##### INPUT DATA #####
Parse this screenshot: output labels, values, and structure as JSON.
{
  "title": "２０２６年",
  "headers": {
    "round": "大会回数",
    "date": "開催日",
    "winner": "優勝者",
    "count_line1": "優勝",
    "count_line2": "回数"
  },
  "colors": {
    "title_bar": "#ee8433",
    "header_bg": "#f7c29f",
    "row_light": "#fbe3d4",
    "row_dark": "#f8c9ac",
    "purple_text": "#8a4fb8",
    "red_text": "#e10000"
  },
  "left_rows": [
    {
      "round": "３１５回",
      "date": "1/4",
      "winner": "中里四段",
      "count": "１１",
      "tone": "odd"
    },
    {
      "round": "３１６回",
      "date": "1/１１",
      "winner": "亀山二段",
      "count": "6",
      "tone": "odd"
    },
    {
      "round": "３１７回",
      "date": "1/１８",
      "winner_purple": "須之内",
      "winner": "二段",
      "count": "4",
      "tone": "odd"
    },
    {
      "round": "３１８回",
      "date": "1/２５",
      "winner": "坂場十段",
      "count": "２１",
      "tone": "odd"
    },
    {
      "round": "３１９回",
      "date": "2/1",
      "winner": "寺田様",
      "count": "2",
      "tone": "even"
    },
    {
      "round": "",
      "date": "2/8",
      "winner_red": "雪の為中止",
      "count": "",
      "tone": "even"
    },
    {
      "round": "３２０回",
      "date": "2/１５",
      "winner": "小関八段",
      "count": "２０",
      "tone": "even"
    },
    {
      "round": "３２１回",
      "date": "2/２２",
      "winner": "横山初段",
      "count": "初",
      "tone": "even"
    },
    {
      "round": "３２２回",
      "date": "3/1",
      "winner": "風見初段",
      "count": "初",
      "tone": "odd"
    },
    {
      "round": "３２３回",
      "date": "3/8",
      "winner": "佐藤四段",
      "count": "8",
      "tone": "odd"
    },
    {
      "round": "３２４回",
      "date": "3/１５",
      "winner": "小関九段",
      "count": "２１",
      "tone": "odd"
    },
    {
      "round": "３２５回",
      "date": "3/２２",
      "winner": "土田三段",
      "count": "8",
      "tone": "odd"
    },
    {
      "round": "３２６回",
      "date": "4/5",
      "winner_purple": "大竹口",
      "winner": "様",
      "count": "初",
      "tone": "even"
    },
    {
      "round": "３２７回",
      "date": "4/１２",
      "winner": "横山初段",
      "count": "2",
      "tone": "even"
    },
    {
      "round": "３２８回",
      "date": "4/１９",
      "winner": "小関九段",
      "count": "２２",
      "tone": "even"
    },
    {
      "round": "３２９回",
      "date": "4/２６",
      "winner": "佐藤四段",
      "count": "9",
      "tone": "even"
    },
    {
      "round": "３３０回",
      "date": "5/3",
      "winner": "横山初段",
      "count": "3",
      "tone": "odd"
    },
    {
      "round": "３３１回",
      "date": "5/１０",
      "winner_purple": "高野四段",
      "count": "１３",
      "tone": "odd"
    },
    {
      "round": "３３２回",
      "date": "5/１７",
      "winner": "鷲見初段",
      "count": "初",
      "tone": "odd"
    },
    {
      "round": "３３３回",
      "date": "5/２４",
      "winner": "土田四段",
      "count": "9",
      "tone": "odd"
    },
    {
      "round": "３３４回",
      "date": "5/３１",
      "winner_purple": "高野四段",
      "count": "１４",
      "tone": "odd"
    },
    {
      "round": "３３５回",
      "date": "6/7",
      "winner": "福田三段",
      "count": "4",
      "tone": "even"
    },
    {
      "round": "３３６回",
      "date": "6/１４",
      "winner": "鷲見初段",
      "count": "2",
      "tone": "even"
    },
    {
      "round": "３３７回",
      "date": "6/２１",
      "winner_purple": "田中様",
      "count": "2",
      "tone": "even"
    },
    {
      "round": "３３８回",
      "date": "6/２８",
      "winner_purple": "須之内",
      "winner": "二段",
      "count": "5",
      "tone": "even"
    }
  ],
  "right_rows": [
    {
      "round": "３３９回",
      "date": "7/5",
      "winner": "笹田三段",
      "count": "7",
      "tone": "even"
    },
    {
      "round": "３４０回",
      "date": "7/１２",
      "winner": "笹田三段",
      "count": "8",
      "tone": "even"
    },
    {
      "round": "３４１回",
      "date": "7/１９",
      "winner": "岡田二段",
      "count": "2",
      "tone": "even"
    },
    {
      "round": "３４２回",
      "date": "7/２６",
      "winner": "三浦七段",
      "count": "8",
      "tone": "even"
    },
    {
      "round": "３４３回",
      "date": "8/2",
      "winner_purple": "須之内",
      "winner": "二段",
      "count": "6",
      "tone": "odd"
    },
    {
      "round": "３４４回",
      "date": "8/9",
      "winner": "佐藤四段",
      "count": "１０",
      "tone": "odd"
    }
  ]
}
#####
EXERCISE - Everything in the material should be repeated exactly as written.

EXERCISE RESULT -
Parse this screenshot: output labels, values, and structure as JSON.
{
  "title": "２０２６年",
  "headers": {
    "round": "大会回数",
    "date": "開催日",
    "winner": "優勝者",
    "count_line1": "優勝",
    "count_line2": "回数"
  },
  "colors": {
    "title_bar": "#ee8433",
    "header_bg": "#f7c29f",
    "row_light": "#fbe3d4",
    "row_dark": "#f8c9ac",
    "purple_text": "#8a4fb8",
    "red_text": "#e10000"
  },
  "left_rows": [
    {
      "round": "３１５回",
      "date": "1/4",
      "winner": "中里四段",
      "count": "１１",
      "tone": "odd"
    },
    {
      "round": "３１６回",
      "date": "1/１１",
      "winner": "亀山二段",
      "count": "6",
      "tone": "odd"
    },
    {
      "round": "３１７回",
      "date": "1/１８",
      "winner_purple": "須之内",
      "winner": "二段",
      "count": "4",
      "tone": "odd"
    },
    {
      "round": "３１８回",
      "date": "1/２５",
      "winner": "坂場十段",
      "count": "２１",
      "tone": "odd"
    },
    {
      "round": "３１９回",
      "date": "2/1",
      "winner": "寺田様",
      "count": "2",
      "tone": "even"
    },
    {
      "round": "",
      "date": "2/8",
      "winner_red": "雪の為中止",
      "count": "",
      "tone": "even"
    },
    {
      "round": "３２０回",
      "date": "2/１５",
      "winner": "小関八段",
      "count": "２０",
      "tone": "even"
    },
    {
      "round": "３２１回",
      "date": "2/２２",
      "winner": "横山初段",
      "count": "初",
      "tone": "even"
    },
    {
      "round": "３２２回",
      "date": "3/1",
      "winner": "風見初段",
      "count": "初",
      "tone": "odd"
    },
    {
      "round": "３２３回",
      "date": "3/8",
      "winner": "佐藤四段",
      "count": "8",
      "tone": "odd"
    },
    {
      "round": "３２４回",
      "date": "3/１５",
      "winner": "小関九段",
      "count": "２１",
      "tone": "odd"
    },
    {
      "round": "３２５回",
      "date": "3/２２",
      "winner": "土田三段",
      "count": "8",
      "tone": "odd"
    },
    {
      "round": "３２６回",
      "date": "4/5",
      "winner_purple": "大竹口",
      "winner": "様",
      "count": "初",
      "tone": "even"
    },
    {
      "round": "３２７回",
      "date": "4/１２",
      "winner": "横山初段",
      "count": "2",
      "tone": "even"
    },
    {
      "round": "３２８回",
      "date": "4/１９",
      "winner": "小関九段",
      "count": "２２",
      "tone": "even"
    },
    {
      "round": "３２９回",
      "date": "4/２６",
      "winner": "佐藤四段",
      "count": "9",
      "tone": "even"
    },
    {
      "round": "３３０回",
      "date": "5/3",
      "winner": "横山初段",
      "count": "3",
      "tone": "odd"
    },
    {
      "round": "３３１回",
      "date": "5/１０",
      "winner_purple": "高野四段",
      "count": "１３",
      "tone": "odd"
    },
    {
      "round": "３３２回",
      "date": "5/１７",
      "winner": "鷲見初段",
      "count": "初",
      "tone": "odd"
    },
    {
      "round": "３３３回",
      "date": "5/２４",
      "winner": "土田四段",
      "count": "9",
      "tone": "odd"
    },
    {
      "round": "３３４回",
      "date": "5/３１",
      "winner_purple": "高野四段",
      "count": "１４",
      "tone": "odd"
    },
    {
      "round": "３３５回",
      "date": "6/7",
      "winner": "福田三段",
      "count": "4",
      "tone": "even"
    },
    {
      "round": "３３６回",
      "date": "6/１４",
      "winner": "鷲見初段",
      "count": "2",
      "tone": "even"
    },
    {
      "round": "３３７回",
      "date": "6/２１",
      "winner_purple": "田中様",
      "count": "2",
      "tone": "even"
    },
    {
      "round": "３３８回",
      "date": "6/２８",
      "winner_purple": "須之内",
      "winner": "二段",
      "count": "5",
      "tone": "even"
    }
  ],
  "right_rows": [
    {
      "round": "３３９回",
      "date": "7/5",
      "winner": "笹田三段",
      "count": "7",
      "tone": "even"
    },
    {
      "round": "３４０回",
      "date": "7/１２",
      "winner": "笹田三段",
      "count": "8",
      "tone": "even"
    },
    {
      "round": "３４１回",
      "date": "7/１９",
      "winner": "岡田二段",
      "count": "2",
      "tone": "even"
    },
    {
      "round": "３４２回",
      "date": "7/２６",
      "winner": "三浦七段",
      "count": "8",
      "tone": "even"
    },
    {
      "round": "３４３回",
      "date": "8/2",
      "winner_purple": "須之内",
      "winner": "二段",
      "count": "6",
      "tone": "odd"
    },
    {
      "round": "３４４回",
      "date": "8/9",
      "winner": "佐藤四段",
      "count": "１０",
      "tone": "odd"
    }
  ]
}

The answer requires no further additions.